For the past month, we have been learning about how World War 1 shaped Canada’s identity. We started off by brainstorming any questions we had about World War 1. We went around the room reading articles and looking at images about the war to spark questions. We then looked at some political comics about the war. This was interesting to me because I hadn’t thought much about how cartoons could show important information. We then were tasked with creating our own political cartoon to show why soldiers enlisted in the war. I made my cartoon to look like an old-fashioned War enlistment poster.
The next step was to learn about how the war started in the first place. To do this, we watched a few videos from a man named Indy Neidell. Since 2014, Indy has been documenting WWI week by week, 100 years later. This was quite fascinating to see exactly what led up to the war and why. The war started when Archduke Franz Ferdinand of Austria-Hungary was assassinated, disrupting the peace between many European nations. I won’t go into much detail about it, but here is a link to the first video we watched, a brief summary of why the war started, so you can see for yourself.

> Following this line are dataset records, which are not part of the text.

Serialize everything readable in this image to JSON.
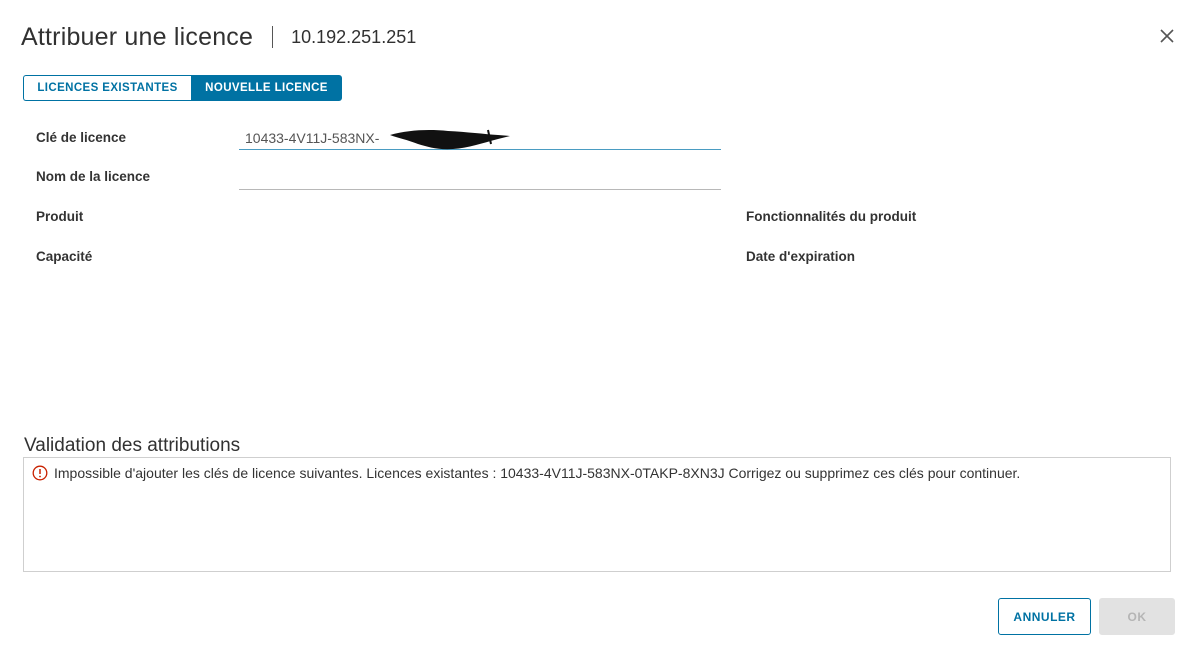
{
  "header": {
    "title": "Attribuer une licence",
    "host": "10.192.251.251",
    "close_icon": "close-icon"
  },
  "tabs": [
    {
      "label": "LICENCES EXISTANTES",
      "selected": false
    },
    {
      "label": "NOUVELLE LICENCE",
      "selected": true
    }
  ],
  "form": {
    "license_key": {
      "label": "Clé de licence",
      "value": "10433-4V11J-583NX-"
    },
    "license_name": {
      "label": "Nom de la licence",
      "value": ""
    },
    "product": {
      "label": "Produit"
    },
    "capacity": {
      "label": "Capacité"
    },
    "features": {
      "label": "Fonctionnalités du produit"
    },
    "expiration": {
      "label": "Date d'expiration"
    }
  },
  "validation": {
    "title": "Validation des attributions",
    "message": "Impossible d'ajouter les clés de licence suivantes. Licences existantes : 10433-4V11J-583NX-0TAKP-8XN3J Corrigez ou supprimez ces clés pour continuer.",
    "icon": "error-circle-icon"
  },
  "footer": {
    "cancel_label": "ANNULER",
    "ok_label": "OK"
  },
  "colors": {
    "accent": "#0072a3",
    "error": "#c92100",
    "disabled_bg": "#e2e2e2"
  }
}
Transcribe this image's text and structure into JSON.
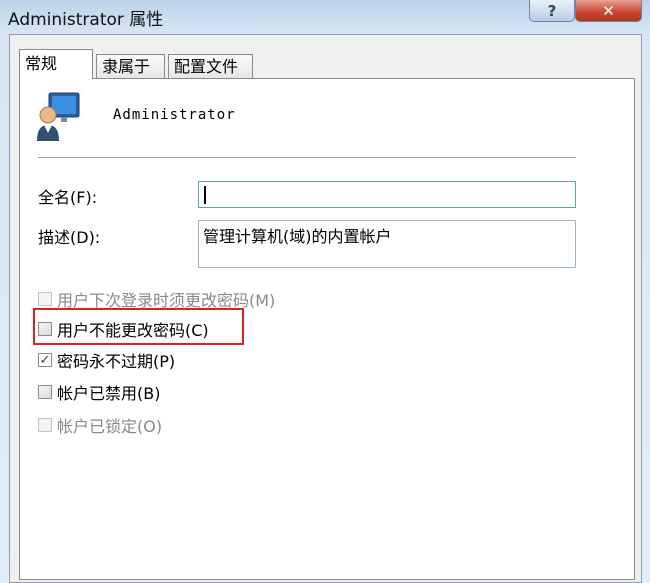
{
  "window": {
    "title": "Administrator 属性",
    "help_label": "?",
    "close_label": "✕"
  },
  "tabs": [
    {
      "label": "常规",
      "active": true
    },
    {
      "label": "隶属于",
      "active": false
    },
    {
      "label": "配置文件",
      "active": false
    }
  ],
  "account": {
    "name": "Administrator"
  },
  "fields": {
    "full_name": {
      "label": "全名(F):",
      "value": ""
    },
    "description": {
      "label": "描述(D):",
      "value": "管理计算机(域)的内置帐户"
    }
  },
  "checkboxes": [
    {
      "label": "用户下次登录时须更改密码(M)",
      "checked": false,
      "enabled": false
    },
    {
      "label": "用户不能更改密码(C)",
      "checked": false,
      "enabled": true,
      "highlighted": true
    },
    {
      "label": "密码永不过期(P)",
      "checked": true,
      "enabled": true
    },
    {
      "label": "帐户已禁用(B)",
      "checked": false,
      "enabled": true
    },
    {
      "label": "帐户已锁定(O)",
      "checked": false,
      "enabled": false
    }
  ],
  "colors": {
    "highlight": "#e02020",
    "check": "#1f3f9f"
  }
}
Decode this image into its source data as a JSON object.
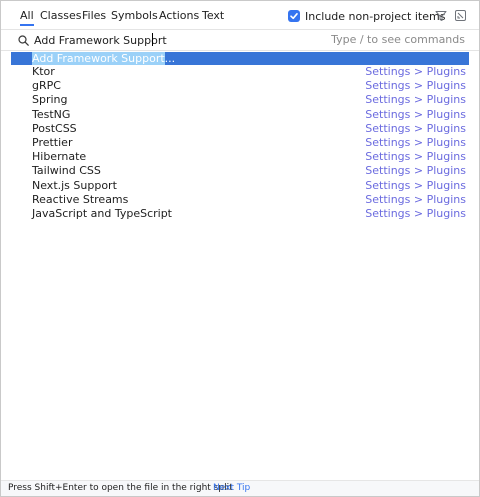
{
  "tabs": [
    {
      "label": "All",
      "selected": true
    },
    {
      "label": "Classes"
    },
    {
      "label": "Files"
    },
    {
      "label": "Symbols"
    },
    {
      "label": "Actions"
    },
    {
      "label": "Text"
    }
  ],
  "include_option": {
    "label": "Include non-project items",
    "checked": true
  },
  "icons": {
    "filter": "filter-icon",
    "collapse": "collapse-icon",
    "search": "search-icon",
    "checkmark": "checkmark-icon"
  },
  "search": {
    "value": "Add Framework Support",
    "hint": "Type / to see commands"
  },
  "results": [
    {
      "name_highlight": "Add Framework Support",
      "name_rest": "...",
      "location": ""
    },
    {
      "name": "Ktor",
      "location": "Settings > Plugins"
    },
    {
      "name": "gRPC",
      "location": "Settings > Plugins"
    },
    {
      "name": "Spring",
      "location": "Settings > Plugins"
    },
    {
      "name": "TestNG",
      "location": "Settings > Plugins"
    },
    {
      "name": "PostCSS",
      "location": "Settings > Plugins"
    },
    {
      "name": "Prettier",
      "location": "Settings > Plugins"
    },
    {
      "name": "Hibernate",
      "location": "Settings > Plugins"
    },
    {
      "name": "Tailwind CSS",
      "location": "Settings > Plugins"
    },
    {
      "name": "Next.js Support",
      "location": "Settings > Plugins"
    },
    {
      "name": "Reactive Streams",
      "location": "Settings > Plugins"
    },
    {
      "name": "JavaScript and TypeScript",
      "location": "Settings > Plugins"
    }
  ],
  "footer": {
    "tip": "Press Shift+Enter to open the file in the right split",
    "next_tip": "Next Tip"
  },
  "colors": {
    "accent": "#3574f0",
    "selection": "#3875d7",
    "location_text": "#6b6bdf"
  }
}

The first big assignment we had to do for this unit was to read a book set in the WW1 time frame and then creatively create a report for it. We were given three options: Generals die in bed, Private Peaceful, or War Horse. I chose to read War Horse, a story about a horse who was bought by the army because I had heard good things about it before. It ended up being a fairly easy read, although it became confusing when I inevitably forgot that the entire book was from the perspective of a horse. For my presentation, I decided to create a short collection of collages that reflected on the book at different chapters. This was a fun project to do because it was very open and let us each do something different. Here is my book if you would like to look through it!
The next step in our unit was very exciting because to learn more about the war, we went on a trip to Ottawa! I have already written all about it here if you would like to check it out. Long story short, we were able to learn about this topic while exploring Canada’s capital city, which I thought was a pretty good deal.
The final stage of our unit was based on comics. We started off by reading an interactive comic book story about what life was like for soldiers on a website called Shattered Ground. This site was very interesting because it allowed us to fully explore what being at war was like for the individuals instead of as a whole. The next and last piece of our project was to create our own comic books about an assigned topic. My topic was Vimy Ridge, which lucky for me I already had an understanding of. I worked hard on my comic and was proud of the work I created. We then gave and receive peer critique on our projects. My critique was all about minor formatting errors, and I didn’t have any problems with my information or storyline! We then revised our work, and finally put it all into one big comic book. Here are some pictures of my final book!
The last step was to share our project with an audience. The audience, in this case, was a large group of 6th and 7th graders at a nearby elementary school. This was an interesting experience because most of these kids didn’t know much about WW1 and they were fascinated by our comics. Here is a picture of me with some of the students! We were able to teach these kids a lot about the history of war, and we were able to receive even more critique on what we could improve next time. This project was a very fun one, because we were learning in a very hand-on way. Hopefully our next unit will be as compelling as this one.